** Opening Listed entries block **
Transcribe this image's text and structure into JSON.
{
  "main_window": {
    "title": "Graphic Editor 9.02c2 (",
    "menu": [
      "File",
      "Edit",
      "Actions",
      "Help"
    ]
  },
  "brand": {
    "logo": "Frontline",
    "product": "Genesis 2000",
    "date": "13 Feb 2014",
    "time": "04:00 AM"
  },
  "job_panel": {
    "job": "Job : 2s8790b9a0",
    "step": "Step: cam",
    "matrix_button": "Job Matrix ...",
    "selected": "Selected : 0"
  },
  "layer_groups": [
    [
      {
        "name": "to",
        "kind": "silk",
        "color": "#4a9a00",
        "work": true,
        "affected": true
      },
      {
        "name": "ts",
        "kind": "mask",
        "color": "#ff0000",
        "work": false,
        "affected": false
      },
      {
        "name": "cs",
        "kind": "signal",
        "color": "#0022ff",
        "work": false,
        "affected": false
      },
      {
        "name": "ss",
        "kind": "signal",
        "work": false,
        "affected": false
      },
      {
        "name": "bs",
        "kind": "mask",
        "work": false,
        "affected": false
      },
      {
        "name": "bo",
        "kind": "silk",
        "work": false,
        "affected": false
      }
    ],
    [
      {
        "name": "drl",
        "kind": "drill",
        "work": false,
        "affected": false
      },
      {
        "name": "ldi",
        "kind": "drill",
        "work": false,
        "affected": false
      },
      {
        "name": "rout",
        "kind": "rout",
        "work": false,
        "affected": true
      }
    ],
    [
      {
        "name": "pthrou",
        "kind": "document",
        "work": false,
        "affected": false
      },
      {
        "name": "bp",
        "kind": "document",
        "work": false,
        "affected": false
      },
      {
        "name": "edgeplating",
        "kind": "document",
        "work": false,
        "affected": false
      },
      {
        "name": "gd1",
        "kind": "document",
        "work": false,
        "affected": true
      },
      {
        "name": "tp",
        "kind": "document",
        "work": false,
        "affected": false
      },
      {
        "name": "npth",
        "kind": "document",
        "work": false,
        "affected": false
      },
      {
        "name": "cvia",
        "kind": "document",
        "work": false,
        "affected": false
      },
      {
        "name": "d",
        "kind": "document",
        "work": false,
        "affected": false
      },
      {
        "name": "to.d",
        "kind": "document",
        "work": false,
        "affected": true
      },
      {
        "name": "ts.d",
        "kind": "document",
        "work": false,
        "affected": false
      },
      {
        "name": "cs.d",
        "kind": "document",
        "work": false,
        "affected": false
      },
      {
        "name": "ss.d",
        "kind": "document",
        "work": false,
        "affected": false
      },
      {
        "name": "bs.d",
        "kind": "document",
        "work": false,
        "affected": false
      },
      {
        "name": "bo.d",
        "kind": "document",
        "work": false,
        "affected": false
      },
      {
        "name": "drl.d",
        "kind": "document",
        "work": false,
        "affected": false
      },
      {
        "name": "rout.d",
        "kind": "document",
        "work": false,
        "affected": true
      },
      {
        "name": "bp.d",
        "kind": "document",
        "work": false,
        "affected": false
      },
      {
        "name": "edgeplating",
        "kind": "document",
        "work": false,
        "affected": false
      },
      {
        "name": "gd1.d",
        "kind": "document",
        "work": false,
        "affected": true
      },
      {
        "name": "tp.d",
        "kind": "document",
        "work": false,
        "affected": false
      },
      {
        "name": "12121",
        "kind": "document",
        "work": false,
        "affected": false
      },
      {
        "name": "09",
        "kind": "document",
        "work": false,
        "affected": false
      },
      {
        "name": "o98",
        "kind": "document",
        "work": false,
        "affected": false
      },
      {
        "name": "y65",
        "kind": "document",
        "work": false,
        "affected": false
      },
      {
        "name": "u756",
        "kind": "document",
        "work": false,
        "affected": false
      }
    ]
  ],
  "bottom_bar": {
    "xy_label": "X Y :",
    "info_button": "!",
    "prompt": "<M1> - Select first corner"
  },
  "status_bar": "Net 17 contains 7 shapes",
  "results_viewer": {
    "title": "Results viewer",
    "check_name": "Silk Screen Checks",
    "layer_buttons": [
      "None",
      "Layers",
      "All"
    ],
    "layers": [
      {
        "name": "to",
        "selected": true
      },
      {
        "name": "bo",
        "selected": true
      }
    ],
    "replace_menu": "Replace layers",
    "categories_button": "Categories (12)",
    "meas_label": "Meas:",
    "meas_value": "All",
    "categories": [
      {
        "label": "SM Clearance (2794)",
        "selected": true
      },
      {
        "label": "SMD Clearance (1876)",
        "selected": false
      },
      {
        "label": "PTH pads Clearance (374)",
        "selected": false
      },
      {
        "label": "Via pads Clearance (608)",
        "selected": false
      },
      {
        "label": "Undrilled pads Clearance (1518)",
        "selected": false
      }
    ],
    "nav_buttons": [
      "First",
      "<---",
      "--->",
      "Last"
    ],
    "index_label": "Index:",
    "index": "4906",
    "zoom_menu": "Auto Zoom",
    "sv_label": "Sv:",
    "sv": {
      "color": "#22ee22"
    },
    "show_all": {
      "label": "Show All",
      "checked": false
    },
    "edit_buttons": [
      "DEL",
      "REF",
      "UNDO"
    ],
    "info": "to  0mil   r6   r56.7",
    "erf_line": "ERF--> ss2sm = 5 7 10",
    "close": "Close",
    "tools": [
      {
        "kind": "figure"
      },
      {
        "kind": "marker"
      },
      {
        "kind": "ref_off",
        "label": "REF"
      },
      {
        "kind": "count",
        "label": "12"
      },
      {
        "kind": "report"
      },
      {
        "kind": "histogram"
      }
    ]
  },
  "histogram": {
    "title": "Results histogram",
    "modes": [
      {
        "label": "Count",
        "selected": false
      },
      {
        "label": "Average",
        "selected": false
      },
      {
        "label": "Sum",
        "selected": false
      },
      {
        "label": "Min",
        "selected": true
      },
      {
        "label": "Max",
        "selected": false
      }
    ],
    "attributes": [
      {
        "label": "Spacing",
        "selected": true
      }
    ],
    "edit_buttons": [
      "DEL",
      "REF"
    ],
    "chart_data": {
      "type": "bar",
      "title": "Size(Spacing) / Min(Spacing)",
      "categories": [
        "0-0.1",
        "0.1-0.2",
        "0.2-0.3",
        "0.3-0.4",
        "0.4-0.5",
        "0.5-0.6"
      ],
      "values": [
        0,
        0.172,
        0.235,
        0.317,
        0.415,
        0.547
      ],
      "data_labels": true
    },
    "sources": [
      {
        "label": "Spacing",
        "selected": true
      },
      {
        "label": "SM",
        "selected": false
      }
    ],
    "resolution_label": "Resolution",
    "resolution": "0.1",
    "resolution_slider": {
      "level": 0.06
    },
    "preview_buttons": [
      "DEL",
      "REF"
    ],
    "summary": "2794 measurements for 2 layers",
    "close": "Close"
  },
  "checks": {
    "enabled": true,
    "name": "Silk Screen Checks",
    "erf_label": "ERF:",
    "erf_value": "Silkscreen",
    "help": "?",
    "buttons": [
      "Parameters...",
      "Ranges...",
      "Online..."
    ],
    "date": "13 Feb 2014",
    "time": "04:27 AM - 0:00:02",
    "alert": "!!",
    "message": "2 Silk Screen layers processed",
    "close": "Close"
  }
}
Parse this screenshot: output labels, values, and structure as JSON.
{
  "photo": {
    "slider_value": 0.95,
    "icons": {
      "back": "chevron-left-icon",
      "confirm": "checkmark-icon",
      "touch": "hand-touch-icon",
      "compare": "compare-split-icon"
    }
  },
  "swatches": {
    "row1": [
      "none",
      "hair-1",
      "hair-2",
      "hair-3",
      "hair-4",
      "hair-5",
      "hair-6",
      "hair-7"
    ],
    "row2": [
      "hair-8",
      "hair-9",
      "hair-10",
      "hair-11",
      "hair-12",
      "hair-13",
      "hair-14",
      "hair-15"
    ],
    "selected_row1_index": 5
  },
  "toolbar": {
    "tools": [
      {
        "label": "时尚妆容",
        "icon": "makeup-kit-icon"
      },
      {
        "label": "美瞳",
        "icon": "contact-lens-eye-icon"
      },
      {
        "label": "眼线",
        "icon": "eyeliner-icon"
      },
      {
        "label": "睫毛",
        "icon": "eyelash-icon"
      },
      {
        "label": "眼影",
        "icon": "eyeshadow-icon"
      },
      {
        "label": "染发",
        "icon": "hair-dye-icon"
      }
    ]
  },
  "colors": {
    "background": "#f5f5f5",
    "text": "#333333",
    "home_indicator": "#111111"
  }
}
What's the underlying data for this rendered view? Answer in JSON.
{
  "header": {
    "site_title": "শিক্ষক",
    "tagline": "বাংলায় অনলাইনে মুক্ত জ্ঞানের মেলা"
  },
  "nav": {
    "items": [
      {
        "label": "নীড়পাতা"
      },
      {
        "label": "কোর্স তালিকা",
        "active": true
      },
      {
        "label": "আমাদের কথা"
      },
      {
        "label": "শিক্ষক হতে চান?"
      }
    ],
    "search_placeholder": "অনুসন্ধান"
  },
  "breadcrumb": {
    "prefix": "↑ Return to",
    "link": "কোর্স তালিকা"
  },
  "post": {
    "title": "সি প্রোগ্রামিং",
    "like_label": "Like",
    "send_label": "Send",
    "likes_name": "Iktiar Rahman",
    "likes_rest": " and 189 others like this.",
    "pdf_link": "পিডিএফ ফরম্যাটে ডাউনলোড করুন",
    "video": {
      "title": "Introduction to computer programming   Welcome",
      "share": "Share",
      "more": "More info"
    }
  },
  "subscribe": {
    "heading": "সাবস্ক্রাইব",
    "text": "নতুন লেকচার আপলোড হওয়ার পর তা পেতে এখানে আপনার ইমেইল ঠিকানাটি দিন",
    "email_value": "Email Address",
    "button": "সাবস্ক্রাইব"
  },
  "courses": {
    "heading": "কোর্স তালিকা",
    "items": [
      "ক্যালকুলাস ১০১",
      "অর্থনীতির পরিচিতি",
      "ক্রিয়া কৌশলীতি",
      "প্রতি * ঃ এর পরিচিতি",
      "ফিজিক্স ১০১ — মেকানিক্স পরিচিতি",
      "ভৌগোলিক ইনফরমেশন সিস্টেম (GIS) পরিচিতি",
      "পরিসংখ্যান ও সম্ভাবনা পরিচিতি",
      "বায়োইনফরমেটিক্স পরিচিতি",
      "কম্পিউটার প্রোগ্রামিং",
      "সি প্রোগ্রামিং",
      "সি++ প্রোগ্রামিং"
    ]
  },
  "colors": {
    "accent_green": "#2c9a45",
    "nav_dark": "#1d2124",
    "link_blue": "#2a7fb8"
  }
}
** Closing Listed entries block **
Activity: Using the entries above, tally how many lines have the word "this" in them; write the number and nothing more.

Task answer: 4